According to a study published online in the National Communication Association’s journal, Communication Monographs, the findings “raise questions about widely accepted differences between women’s and men’s cognitions.”
Participating were 71 young heterosexual couples who were unmarried but had been together an average of three years.
Couples were separated into different rooms but remained connected through a chat program. The romantic partners were overseen by a researcher, but they could only communicate with their partner by typing.
“Unhappy partners were more likely to repeat
their unhappiness or change the subject.”
Participants were asked to verbalize their thought process to the researcher during the 10-minute chats with their partner, which was recorded. The topic was pre-selected from a questionnaire filled out by each partner.
Researchers found unhappy partners were more likely to repeat their unhappiness, avoid the topic or attempt to change the subject. Couples more satisfied in their relationship were more likely to remain on topic.

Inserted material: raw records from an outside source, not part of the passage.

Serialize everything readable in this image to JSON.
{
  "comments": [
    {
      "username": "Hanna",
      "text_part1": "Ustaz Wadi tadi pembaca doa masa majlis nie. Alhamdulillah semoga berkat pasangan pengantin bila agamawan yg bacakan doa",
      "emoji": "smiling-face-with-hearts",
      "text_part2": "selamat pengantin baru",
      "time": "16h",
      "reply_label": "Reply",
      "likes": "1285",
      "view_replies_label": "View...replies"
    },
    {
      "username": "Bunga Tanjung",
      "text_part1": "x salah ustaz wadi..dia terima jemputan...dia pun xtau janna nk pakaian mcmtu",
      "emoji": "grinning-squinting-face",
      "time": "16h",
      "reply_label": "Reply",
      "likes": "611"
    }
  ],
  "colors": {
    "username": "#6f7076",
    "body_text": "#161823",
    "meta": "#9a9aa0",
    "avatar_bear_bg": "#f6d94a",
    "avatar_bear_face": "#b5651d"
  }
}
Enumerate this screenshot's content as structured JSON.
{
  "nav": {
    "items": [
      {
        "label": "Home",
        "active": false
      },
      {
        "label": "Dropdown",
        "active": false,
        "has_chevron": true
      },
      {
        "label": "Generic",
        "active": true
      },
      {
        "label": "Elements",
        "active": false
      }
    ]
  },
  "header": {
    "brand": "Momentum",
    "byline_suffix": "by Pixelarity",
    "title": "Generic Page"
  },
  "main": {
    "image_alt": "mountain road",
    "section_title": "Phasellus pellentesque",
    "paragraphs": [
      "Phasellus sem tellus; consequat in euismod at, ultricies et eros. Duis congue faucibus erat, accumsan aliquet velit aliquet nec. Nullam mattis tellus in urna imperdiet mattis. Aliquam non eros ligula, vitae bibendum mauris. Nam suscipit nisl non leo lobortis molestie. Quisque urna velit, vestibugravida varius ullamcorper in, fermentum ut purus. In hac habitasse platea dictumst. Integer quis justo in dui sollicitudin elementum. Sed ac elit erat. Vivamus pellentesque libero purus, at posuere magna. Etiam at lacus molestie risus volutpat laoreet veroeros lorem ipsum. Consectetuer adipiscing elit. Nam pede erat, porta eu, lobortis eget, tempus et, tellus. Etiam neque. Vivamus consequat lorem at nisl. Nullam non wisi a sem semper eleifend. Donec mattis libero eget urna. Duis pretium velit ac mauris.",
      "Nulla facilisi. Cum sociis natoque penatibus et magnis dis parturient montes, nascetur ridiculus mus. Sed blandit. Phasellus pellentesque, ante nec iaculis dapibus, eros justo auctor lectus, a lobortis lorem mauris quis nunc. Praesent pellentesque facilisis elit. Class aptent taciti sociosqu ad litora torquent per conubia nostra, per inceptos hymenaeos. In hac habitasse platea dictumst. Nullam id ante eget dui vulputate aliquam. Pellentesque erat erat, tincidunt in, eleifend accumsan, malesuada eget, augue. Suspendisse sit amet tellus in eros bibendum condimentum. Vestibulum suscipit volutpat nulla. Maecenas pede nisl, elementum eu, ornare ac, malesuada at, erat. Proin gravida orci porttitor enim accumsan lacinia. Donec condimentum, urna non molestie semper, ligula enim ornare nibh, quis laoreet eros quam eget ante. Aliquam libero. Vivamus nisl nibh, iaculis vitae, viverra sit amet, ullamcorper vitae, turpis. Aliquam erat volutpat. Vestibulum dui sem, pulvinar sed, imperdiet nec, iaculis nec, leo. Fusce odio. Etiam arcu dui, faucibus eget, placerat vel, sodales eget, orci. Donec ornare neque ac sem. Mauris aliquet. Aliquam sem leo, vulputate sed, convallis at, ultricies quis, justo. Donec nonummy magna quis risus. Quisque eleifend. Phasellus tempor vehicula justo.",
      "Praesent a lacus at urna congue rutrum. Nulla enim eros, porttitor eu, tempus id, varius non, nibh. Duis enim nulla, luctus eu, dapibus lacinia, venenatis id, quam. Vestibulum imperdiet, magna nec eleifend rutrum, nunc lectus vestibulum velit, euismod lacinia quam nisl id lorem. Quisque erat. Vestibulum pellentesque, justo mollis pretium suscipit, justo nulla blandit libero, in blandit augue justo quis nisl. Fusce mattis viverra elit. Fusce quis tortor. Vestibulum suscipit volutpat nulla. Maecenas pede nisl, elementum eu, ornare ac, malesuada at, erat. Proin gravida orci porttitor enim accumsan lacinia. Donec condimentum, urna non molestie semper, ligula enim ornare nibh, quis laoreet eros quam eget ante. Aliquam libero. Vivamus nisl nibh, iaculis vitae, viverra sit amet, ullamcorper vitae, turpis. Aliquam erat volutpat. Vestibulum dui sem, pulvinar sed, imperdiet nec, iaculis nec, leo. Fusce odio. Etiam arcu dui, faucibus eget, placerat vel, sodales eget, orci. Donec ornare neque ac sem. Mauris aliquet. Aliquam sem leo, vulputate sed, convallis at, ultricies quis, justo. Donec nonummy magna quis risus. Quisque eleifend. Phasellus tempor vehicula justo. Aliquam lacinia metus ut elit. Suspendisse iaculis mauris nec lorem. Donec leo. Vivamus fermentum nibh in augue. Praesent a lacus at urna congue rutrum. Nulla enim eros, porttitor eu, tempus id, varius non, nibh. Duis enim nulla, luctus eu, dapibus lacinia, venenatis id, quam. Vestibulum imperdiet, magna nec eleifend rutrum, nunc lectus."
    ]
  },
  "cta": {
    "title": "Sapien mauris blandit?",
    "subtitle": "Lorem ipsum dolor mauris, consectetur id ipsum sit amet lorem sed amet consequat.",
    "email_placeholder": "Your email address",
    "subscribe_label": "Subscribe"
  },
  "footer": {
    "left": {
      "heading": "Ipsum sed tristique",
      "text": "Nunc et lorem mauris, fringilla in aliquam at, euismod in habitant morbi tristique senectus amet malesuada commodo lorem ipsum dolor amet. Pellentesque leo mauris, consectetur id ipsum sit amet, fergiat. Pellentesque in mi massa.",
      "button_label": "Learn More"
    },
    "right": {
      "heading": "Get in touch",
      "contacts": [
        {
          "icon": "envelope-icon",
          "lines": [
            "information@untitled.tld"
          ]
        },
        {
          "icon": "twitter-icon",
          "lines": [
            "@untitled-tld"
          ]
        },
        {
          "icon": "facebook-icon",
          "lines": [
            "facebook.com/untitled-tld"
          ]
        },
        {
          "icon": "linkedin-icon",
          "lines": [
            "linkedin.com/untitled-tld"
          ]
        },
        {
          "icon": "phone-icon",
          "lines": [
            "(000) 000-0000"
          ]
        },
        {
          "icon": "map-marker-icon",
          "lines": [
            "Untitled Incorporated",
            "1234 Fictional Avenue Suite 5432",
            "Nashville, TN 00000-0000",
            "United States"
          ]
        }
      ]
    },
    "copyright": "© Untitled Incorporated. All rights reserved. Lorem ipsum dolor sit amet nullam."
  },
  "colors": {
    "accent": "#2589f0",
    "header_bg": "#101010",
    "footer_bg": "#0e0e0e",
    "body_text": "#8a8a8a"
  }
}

The study also concluded that a person’s thoughts during an argument both reflect and shape how they feel about the relationship. It can likewise affect the happiness of the other partner, according to study author Anita Vangelisti, a communications professor at the University of Texas at Austin.
“We don’t have data on what happens when partners change their thoughts, but our findings certainly do suggest that thinking about how angry and frustrated you are – or thinking about how much power is being wielded during a conflict – is not beneficial,” she said.
Vangelisti said a participant’s thought process may differ in a chat setting versus standard face-to-face meetings and cites the lack of facial expressions or tone of voice applied in the responses.
From: Communication Monographs.